*712 Officer Gibson got out of his car and as he walked toward the other car, he observed Spriggs place into his shoe a brown or tan envelope which he "suspected of being narcotics." Gibson placed Spriggs under arrest and removed a package from his shoe containing 96 capsules of white powder. Gibson then advised Chandler and Lyons that they also were under arrest. Sometime thereafter an examination of Lyons' arm disclosed needle marks and upon being questioned Lyons admitted he was a narcotic user.[2]

The questions of exactly when Spriggs' arrest occurred and the legality of his arrest have been argued; but we find no occasion for answering those questions. Assuming, but not deciding, that Spriggs was arrested after the officer had probable cause to make the arrest and that his arrest was a valid one, we still find no probable cause for the arrest of Lyons.

There was no evidence that Lyons had any knowledge of the possession of the narcotics by Spriggs. Lyons' only connection with Spriggs was that they were both occupants of the same car. This may have given rise to a suspicion that Lyons was engaged with Spriggs in some illegal narcotic activity, but mere suspicion will not justify an arrest. The following language from the United States v. Di Re, 332 U.S. 581, 593, 68 S. Ct. 222, 228, 92 L. Ed. 210 (1948), is appropriate here.

"The argument that one who `accompanies a criminal to a crime rendezvous' cannot be assumed to be a bystander, forceful enough in some circumstances, is farfetched when the meeting is not secretive or in a suspicious hide-out but in broad daylight, in plain sight of passersby, in a public street of a large city, and where the alleged substantive crime is one which does not necessarily involve any act visibly criminal."

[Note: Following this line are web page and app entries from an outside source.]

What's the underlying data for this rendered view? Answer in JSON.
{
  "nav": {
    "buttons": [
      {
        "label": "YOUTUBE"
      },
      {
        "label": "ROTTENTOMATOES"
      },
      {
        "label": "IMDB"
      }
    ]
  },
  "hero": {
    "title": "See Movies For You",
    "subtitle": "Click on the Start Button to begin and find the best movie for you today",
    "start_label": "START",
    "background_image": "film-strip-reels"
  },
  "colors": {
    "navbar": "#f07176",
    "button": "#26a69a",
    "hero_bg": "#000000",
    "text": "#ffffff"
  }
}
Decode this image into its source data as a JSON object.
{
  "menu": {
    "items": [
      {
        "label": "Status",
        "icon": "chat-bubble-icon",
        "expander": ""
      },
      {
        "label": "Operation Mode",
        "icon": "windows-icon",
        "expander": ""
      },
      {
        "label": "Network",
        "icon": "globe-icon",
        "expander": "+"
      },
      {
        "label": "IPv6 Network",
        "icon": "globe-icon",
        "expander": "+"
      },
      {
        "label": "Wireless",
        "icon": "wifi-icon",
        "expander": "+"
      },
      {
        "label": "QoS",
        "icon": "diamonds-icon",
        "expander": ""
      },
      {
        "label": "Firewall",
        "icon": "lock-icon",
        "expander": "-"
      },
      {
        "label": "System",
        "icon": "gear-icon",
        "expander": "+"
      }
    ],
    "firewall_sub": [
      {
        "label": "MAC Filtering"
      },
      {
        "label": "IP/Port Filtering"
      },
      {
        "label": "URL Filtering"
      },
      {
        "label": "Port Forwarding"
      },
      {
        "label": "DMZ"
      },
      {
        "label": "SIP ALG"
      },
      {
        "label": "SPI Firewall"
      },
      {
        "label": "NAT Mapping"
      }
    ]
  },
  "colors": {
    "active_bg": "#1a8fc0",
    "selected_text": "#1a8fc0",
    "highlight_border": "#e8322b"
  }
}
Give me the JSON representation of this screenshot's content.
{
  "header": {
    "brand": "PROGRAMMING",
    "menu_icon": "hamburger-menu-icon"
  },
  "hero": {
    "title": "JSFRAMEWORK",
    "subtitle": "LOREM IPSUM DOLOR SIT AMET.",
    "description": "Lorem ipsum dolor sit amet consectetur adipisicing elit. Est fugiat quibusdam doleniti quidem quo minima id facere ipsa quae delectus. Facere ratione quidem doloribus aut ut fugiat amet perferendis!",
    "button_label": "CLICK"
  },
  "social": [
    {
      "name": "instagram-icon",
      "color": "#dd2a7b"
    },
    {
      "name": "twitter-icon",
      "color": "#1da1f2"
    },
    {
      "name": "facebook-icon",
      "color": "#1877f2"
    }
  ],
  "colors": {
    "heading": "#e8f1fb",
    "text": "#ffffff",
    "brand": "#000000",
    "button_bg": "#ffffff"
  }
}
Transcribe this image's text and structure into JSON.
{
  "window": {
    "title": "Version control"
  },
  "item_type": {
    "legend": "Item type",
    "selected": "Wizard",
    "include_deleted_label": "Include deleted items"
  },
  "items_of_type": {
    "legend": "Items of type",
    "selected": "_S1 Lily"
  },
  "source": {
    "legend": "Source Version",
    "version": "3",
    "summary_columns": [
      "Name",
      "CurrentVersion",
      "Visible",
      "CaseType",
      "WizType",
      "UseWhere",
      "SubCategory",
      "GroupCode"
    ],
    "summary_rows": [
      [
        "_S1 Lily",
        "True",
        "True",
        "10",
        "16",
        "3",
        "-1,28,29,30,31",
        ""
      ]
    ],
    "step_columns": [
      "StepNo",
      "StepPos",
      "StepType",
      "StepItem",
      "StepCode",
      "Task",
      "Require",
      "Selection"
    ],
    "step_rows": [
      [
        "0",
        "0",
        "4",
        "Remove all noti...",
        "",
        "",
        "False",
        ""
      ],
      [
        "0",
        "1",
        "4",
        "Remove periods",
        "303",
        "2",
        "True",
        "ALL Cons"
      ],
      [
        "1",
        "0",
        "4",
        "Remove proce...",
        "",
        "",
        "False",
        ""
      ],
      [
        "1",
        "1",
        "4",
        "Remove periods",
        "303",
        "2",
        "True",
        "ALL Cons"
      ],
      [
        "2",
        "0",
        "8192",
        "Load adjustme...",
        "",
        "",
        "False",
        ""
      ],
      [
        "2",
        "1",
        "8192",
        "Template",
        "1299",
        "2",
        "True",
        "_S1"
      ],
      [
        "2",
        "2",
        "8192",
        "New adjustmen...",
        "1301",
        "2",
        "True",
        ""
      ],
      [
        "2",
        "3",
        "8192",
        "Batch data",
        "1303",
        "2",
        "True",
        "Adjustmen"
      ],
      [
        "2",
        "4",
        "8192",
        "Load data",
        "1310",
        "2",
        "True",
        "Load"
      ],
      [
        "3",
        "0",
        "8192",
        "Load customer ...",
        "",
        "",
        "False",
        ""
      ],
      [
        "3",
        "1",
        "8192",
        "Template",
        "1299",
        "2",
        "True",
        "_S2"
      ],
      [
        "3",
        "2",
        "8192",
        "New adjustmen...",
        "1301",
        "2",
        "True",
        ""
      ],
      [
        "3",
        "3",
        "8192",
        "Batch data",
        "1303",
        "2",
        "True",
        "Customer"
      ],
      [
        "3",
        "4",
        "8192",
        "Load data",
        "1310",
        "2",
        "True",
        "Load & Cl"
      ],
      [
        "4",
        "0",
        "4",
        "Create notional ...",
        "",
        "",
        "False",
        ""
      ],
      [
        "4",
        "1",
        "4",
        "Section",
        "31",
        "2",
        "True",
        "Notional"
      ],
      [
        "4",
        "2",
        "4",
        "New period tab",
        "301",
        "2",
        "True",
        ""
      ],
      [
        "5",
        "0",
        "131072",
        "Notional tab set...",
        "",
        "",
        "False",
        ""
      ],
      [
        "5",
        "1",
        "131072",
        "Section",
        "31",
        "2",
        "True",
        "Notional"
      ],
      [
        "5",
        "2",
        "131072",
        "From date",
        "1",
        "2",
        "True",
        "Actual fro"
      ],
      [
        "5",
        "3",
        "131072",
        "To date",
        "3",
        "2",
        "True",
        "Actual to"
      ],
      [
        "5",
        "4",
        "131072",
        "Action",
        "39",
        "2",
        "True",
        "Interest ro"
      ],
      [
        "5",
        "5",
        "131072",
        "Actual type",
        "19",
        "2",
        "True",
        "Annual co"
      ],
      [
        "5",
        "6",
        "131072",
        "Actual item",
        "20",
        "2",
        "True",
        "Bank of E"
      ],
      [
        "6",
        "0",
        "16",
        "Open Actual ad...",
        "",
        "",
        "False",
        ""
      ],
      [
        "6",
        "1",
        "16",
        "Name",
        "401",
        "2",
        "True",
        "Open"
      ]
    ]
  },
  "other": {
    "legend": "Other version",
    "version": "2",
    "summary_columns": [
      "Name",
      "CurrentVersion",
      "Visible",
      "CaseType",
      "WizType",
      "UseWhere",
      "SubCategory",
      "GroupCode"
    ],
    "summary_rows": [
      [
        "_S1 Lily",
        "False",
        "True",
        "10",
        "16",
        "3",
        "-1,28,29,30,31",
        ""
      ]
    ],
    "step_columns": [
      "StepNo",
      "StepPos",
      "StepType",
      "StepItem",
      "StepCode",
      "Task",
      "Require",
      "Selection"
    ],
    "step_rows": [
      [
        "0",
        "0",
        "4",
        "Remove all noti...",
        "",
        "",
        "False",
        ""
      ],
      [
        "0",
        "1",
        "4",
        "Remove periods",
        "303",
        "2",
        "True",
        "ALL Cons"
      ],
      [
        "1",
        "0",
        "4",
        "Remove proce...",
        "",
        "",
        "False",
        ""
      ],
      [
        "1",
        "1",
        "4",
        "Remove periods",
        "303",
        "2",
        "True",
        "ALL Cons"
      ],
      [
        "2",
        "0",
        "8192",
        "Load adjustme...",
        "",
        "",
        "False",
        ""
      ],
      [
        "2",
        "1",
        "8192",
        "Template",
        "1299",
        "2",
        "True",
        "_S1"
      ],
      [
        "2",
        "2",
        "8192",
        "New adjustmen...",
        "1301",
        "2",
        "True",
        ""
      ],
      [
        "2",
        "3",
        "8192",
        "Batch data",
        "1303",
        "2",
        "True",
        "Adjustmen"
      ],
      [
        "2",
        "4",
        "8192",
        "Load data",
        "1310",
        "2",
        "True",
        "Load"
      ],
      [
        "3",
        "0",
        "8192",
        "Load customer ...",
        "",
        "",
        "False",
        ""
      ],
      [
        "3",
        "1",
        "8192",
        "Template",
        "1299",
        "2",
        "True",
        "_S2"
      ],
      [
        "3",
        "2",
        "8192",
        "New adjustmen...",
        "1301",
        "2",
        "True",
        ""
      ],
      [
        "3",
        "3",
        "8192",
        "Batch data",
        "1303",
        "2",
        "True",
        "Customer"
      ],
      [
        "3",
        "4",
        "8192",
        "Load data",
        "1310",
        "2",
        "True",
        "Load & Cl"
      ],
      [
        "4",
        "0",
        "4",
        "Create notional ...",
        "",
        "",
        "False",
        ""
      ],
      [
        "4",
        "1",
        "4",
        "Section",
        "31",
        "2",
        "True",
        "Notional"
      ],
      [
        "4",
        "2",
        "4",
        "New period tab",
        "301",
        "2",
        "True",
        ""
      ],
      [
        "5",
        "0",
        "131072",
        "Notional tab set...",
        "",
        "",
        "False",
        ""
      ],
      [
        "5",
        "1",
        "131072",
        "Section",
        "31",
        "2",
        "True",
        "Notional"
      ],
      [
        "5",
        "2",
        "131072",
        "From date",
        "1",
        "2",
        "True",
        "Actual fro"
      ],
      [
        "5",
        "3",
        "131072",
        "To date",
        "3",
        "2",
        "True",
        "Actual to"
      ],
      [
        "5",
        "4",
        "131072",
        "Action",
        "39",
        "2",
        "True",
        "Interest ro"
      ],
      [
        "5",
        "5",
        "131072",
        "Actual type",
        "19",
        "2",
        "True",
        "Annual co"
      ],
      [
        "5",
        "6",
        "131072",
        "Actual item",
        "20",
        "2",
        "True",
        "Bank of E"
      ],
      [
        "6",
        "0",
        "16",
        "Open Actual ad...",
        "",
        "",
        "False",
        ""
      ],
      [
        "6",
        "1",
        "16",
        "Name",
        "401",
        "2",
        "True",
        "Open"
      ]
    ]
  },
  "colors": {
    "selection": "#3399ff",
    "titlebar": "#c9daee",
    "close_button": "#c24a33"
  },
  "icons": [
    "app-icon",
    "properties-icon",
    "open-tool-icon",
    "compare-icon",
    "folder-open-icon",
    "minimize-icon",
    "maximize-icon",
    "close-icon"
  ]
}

Therefore, even if the arrest of Spriggs and the seizure of the narcotics from him were lawful, there was no probable cause for arresting Lyons as a narcotic vagrant. Although he was found in a vehicle in which illicit narcotic drugs were found, that was not sufficient under the statute to warrant his arrest. The other necessary element was that he be a narcotic drug user or had been convicted of a narcotic offense. At the time of the arrest the officer had no reasonable ground for belief that this second element existed. He found the needle marks and obtained Lyons' admission after making the arrest. These items of evidence were obtained as a result of an illegal detention of Lyons and were not admissible against him.[3]

Reversed with instructions to enter judgment of acquittal.


[1] D.C.Code, 1961, 33-416a.

[2] The record does not make clear whether the examination and questioning of Lyons took place at the scene of arrest or at the station house, but it is clear that these events occurred after Lyons had been told he was under arrest.

[3] Bynum v. United States, 104 U.S.App. D.C. 368, 262 F.2d 465 (1958).